As I tried to stop the crotch of these tights ($6) from sinking down to my knees (again), another run appeared — this time right by my knee.

And, as I slipped my dress over my head to test how clingy the inexpensive tights were, THE RUN GOT BIGGER.

This isn't as much a run in my tights as it is a wild sprint to my groin.

MIRACULOUSLY, the No Nonsense tights also didn't make my dress stick to them. And from a distance, they looked pretty cute! It was only up close that you realized...

The "black" tights looked to have a STRONG gray-brown tint. I had committed the cardinal sin of wearing non-matching black clothing!

I peeled the $6 tights off, truly annoyed at my life, at clothing, and at elastic in general.

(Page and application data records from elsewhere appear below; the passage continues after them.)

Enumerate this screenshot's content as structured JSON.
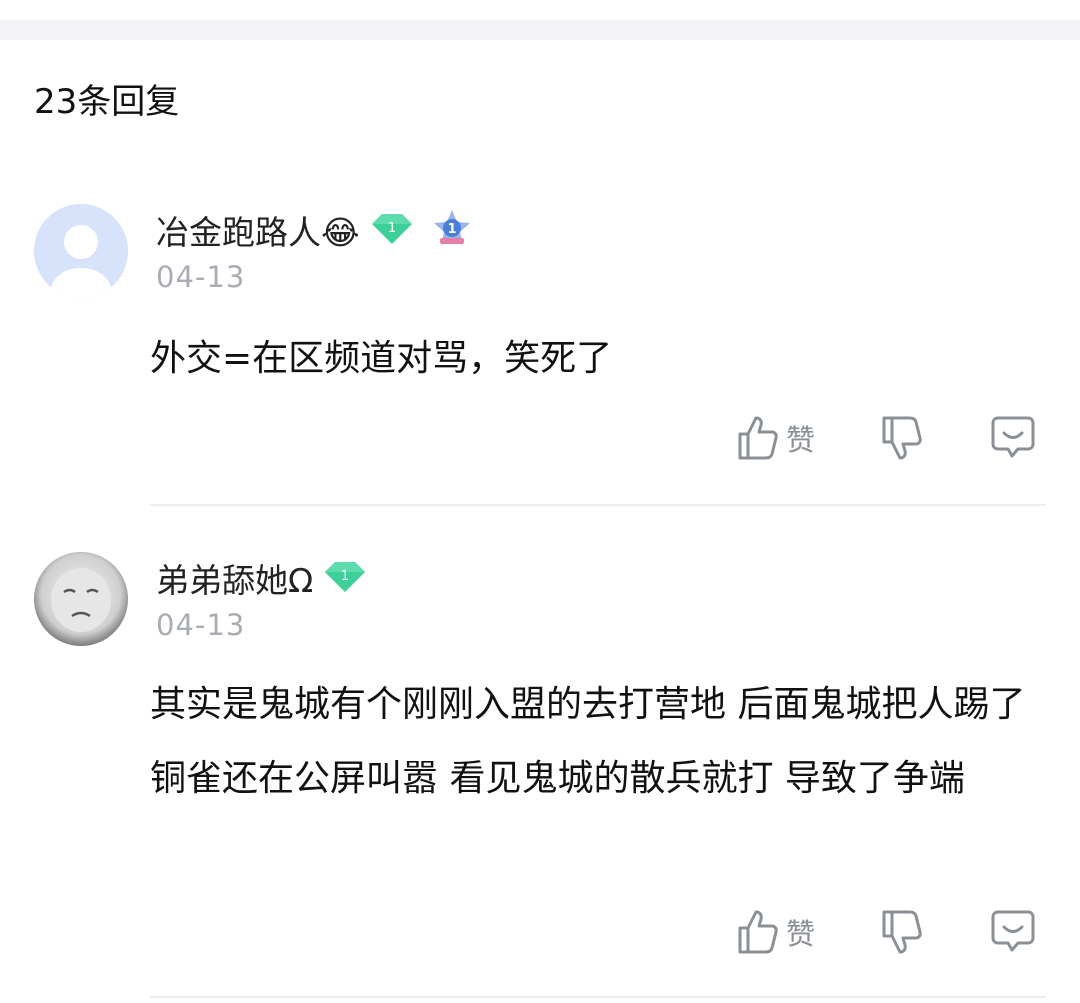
{
  "header": {
    "reply_count_label": "23条回复"
  },
  "comments": [
    {
      "username": "冶金跑路人😂",
      "level_badge": "1",
      "rank_badge": "1",
      "date": "04-13",
      "text": "外交=在区频道对骂，笑死了",
      "like_label": "赞"
    },
    {
      "username": "弟弟舔她Ω",
      "level_badge": "1",
      "date": "04-13",
      "text": "其实是鬼城有个刚刚入盟的去打营地 后面鬼城把人踢了 铜雀还在公屏叫嚣 看见鬼城的散兵就打 导致了争端",
      "like_label": "赞"
    }
  ],
  "colors": {
    "level_badge": "#3ecf9b",
    "rank_badge": "#4a7fd8",
    "muted": "#a9adb3",
    "icon": "#8b8f96"
  }
}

So, what's the verdict? What did I, a noted tights-hater, take away from the experience?

For starters, I've seen the light. I am IN LOVE with the opaque Wolford tights ($85, Shopbop). I have never in my life worn a pair of tights that's so comfortable, and looks so damn good. I will gladly spend my money on these expensive-ass tights, and feel proud while I do so.

I learned that, in these two instances, you do get what you pay for. I didn't like the super-cheap cheap No Nonsense tights ($6, Amazon), but I *did* learn that a lot of the issues I had with stockings were because I was trying to cram my hams into cheap things. Tall girls, go Wolford. You won't regret it.

That said, I can really see the benefit in having cheap tights on hand. If you need "emergency tights," or you don't live in a place that gets cold very often, or if you're not on the taller end of things, I can imagine that the No Nonsense tights would definitely work. They'll probably get you from A to B, with only a few runs in the process.

But if you need to wear opaque black tights to an event, to work, or if you just enjoy NOT feeling like a butternut pumpkin stuffed into a condom, go Wolford. If they've made me a believer, just think about the brave new world of actually awesome tights waiting for you.